Task Analysis and Product Design

Imagine your were given an assignment to develop a product that could help people eat healthy. How would you go about creating such a thing? What would you need to learn/understand? What is the right medium or technology vehicle for such a product? How would you even start? Below is a very brief outline of how to get started and the key tools necessary for the job.

Project Goals

Kids from India and Vegetable ChoicesThe first order of business is figuring out the business needs and goals: What is the product really supposed to do? You have to ask this even if you are the one who is the client on this project. But, most probably, you are working for someone else — the client — and you have to start by understanding what your client really wants to do. You can do that in several ways:

  • Analyzing the Request for Proposals: On many such projects, there will be an initial document, something like an RFP, that outlines the business goals and desires of the client. While some RFPs are very detailed and fully fleshed out, most are not. There are many reasons for this. Some clients are worried someone will “steal” their ideas and bring “their” product to market first. This is problematic because the client is purposefully keeping information from you.
    Some clients are just not sure what they are really looking for. In these cases, RFPs become tools for idea exploration — the more designers participate and respond to an RFP, the more ideas are put on the table. This is obviously not ideal — the business goals for the project are not defined prior to moving forward with design. There’s no way to make a bid on projects like these, since there are too many unknowns and design will continuously shift and change.
    There are some clients who don’t know what they are looking for and are up front about it — this is a rarity. But this is also an interesting design problem. In this situation, as a designer, you get a lot freedom to help define the product. This is a great place to be (if you are getting paid for your time…).
  • Product Design Interviews: Sometimes, it is your job to define the scope of the project. You get to interview the the decision-makers to find their business goals and constrains. You also get to figure out the potential needs of the users and the parameters of the marketplace. And finally, you get to come up with a proposal for what the project could be given all the variables you’ve discovered and information you’ve synthesized. Ideally, RFPs are based on such background research. But this is a very top-down design approach.
  • Ethnographic Research: Sometimes, top-down approach can generate a lot of assumptions about product users — “people are driven by the need to eat healthy, we just need to tell them what that means…” This might be true…but there might also be other factors involved: availability of healthy foods in the neighborhood, time pressures in getting and preparing food, financial problems, lack of ability or know-how when it comes to cooking, inability to cook due to regulations (think student dorms), health reasons, and other concerns which might be difficult to predict from the distance of the design office. This is where ethnographic research can really illuminate some unexpected problems. Ethnographic research can be done via observations, interviews, surveys, etc. Each method has a time and a place and can give great insight to the problem.
  • Task Analysis: How can we figure out why people don’t make healthy foods at home? We can ask, but this is just one window into the problem. Task analysis provides another way of gathering information. Instead of asking people why they don’t eat healthy food, you ask them to eat a healthy meal (or several) and observe what they do. You want to find out how such instruction gets interpreted by the targeted audience and how they go about trying to act on it. Amazing insight can come from doing task analysis.
    But it is not enough to learn how the potential audience executes the instruction to eat healthy. You want to do a task analysis on someone who actually does eat healthy all the time. What is it that they, the experts, do? How does this compare to the targeted user group? What does the product need to do to help those who don’t eat healthy be more like the expert that do?

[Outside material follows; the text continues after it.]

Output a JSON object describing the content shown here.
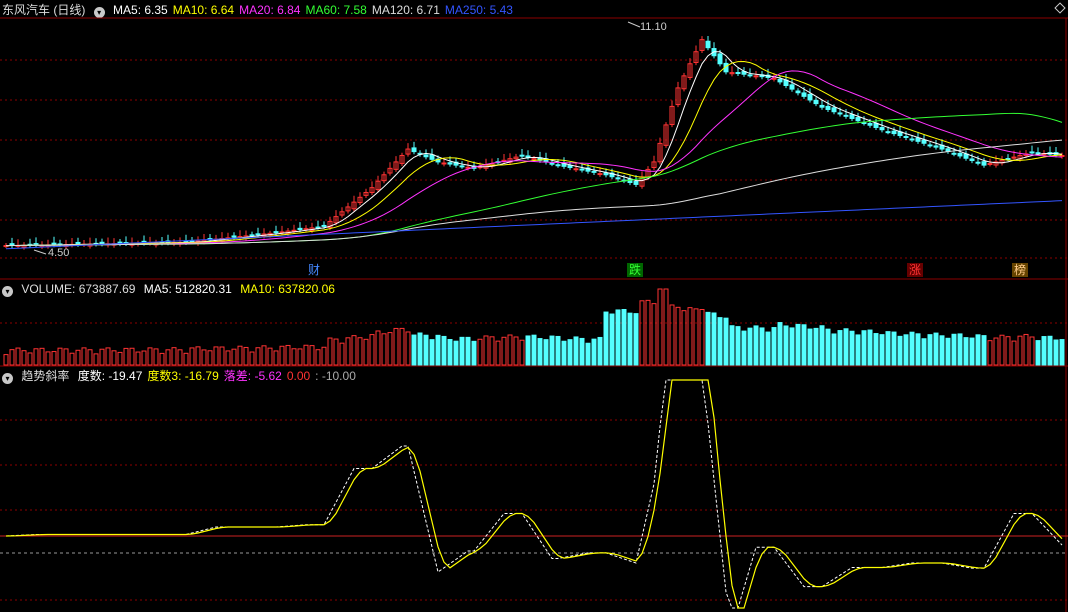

Converting Project Goals into Action

Once you figured out what you want to do, you need to translate that into some plan of action. What will the product be? How does one take the goal of “help people eat healthy” with all of the business requirements and user analysis and turn that into a product?

Like many things that I talk about in my Product Design Class, Task Analysis can be broken down into components. We can start with the first two aspects of task analysis described above:

  1. What does the target audience do now when confronted with the problem? If you ask someone to eat healthy, how do they interpret this command? How do they decide what is healthy? How do they turn a command into a task that they can follow through on? Using the tools of Ethnographic Research, we can find answers to these questions.
  2. What do experts do when asked to solve the same problem? The second part of task analysis is finding out what the ideal solution to the problem looks like. This is easer to accomplish with the tool kit available to usability researchers. Since we are looking for ideal cases, we don’t need a large sample, and we can gather the data via observation and questioning — we are not worried that we are changing the behavior by our intrusion, since we are explicitly working with experts.

The final step in the task analysis is to translate the behavior of the experts into a set of steps/rules that can be taught or encouraged or supported in the target audience. While experts can do many things well, perhaps not all of the things they do is absolutely necessary for the level of desired performance we are seeking in our target audience. We want to find what’s doable and what’s possible given our resources, goals, and the target audience. This is where the creativity of product designers comes in — a great product designer can find just the right solution to this complex problem. Finding these design solutions is why my job is so much fun!